We are festival lovers, there's no doubt about it. Therefore when the staff at Hotel Granvia Kyoto (you can also read our hotel review) announced us upon our arrival that they had got festival tickets for us, we were thrilled. They totally took us by surprise and we were deeply moved by their attention to detail and courtesy. We had previously seen the Ikebukuro Autumn Festival in Tokyo, but Jidai Matsuri promised to be completely different.
Jidai Matsuri, or the Festival of Ages is one of the most important celebrations held in Kyoto. It was inaugurated after the capital moved to Tokyo at the end of 19th century. And since the parade is a historical reenactment, we had the chance to see some of the most spectacular traditional Japanese costumes.
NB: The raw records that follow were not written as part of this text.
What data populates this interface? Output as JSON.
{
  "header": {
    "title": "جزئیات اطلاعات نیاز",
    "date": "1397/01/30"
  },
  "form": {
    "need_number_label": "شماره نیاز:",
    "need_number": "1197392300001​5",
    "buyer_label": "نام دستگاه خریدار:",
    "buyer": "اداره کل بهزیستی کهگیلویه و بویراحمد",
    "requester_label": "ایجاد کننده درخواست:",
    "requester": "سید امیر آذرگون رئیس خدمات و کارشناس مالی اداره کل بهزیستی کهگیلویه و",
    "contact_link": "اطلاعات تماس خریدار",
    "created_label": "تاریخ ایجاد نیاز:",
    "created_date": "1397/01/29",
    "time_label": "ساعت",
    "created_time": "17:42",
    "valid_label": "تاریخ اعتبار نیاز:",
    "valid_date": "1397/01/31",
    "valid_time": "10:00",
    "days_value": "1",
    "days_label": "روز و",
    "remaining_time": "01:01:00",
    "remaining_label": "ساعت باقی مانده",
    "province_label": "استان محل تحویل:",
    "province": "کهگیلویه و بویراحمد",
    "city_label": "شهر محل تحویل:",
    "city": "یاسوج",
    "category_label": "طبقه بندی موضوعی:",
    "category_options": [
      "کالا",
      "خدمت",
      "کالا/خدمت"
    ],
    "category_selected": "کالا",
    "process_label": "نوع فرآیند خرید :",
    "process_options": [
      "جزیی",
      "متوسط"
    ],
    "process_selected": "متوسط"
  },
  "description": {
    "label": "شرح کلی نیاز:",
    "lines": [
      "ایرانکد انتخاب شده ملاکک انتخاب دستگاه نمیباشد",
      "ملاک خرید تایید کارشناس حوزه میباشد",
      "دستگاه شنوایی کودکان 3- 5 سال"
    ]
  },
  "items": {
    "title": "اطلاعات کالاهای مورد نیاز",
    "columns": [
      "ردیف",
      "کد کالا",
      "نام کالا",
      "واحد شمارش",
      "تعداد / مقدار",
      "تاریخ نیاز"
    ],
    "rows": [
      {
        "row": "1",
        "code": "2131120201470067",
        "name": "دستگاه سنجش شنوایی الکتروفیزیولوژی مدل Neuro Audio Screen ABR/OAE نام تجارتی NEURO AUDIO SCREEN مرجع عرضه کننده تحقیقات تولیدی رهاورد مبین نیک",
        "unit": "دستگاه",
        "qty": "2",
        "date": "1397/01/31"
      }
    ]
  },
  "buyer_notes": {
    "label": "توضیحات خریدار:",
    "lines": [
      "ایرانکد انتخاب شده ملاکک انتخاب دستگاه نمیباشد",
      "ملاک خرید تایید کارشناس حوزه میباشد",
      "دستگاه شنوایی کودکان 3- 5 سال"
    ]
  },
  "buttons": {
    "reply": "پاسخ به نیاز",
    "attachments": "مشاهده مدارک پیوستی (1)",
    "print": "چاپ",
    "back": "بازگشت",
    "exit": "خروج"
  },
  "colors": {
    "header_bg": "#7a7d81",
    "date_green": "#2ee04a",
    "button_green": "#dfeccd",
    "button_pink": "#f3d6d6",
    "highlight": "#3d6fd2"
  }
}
Thanks to our hotel we had front row seats reserved right in front of the Town Hall. The parade lasted approximately 5 hours, time in which over 2,000 people dressed in anything from peasants to samurai, flashed in front of us the whole feudal history of Japan.
We were given flyers with the program of the procession, as each group of people represented a different historical event. But for us, as Westerners, the big attraction of the festival remained the gorgeous and colorful costumes that came in so much variety.
Our time in Japan was courtesy of Japan Rail Pass.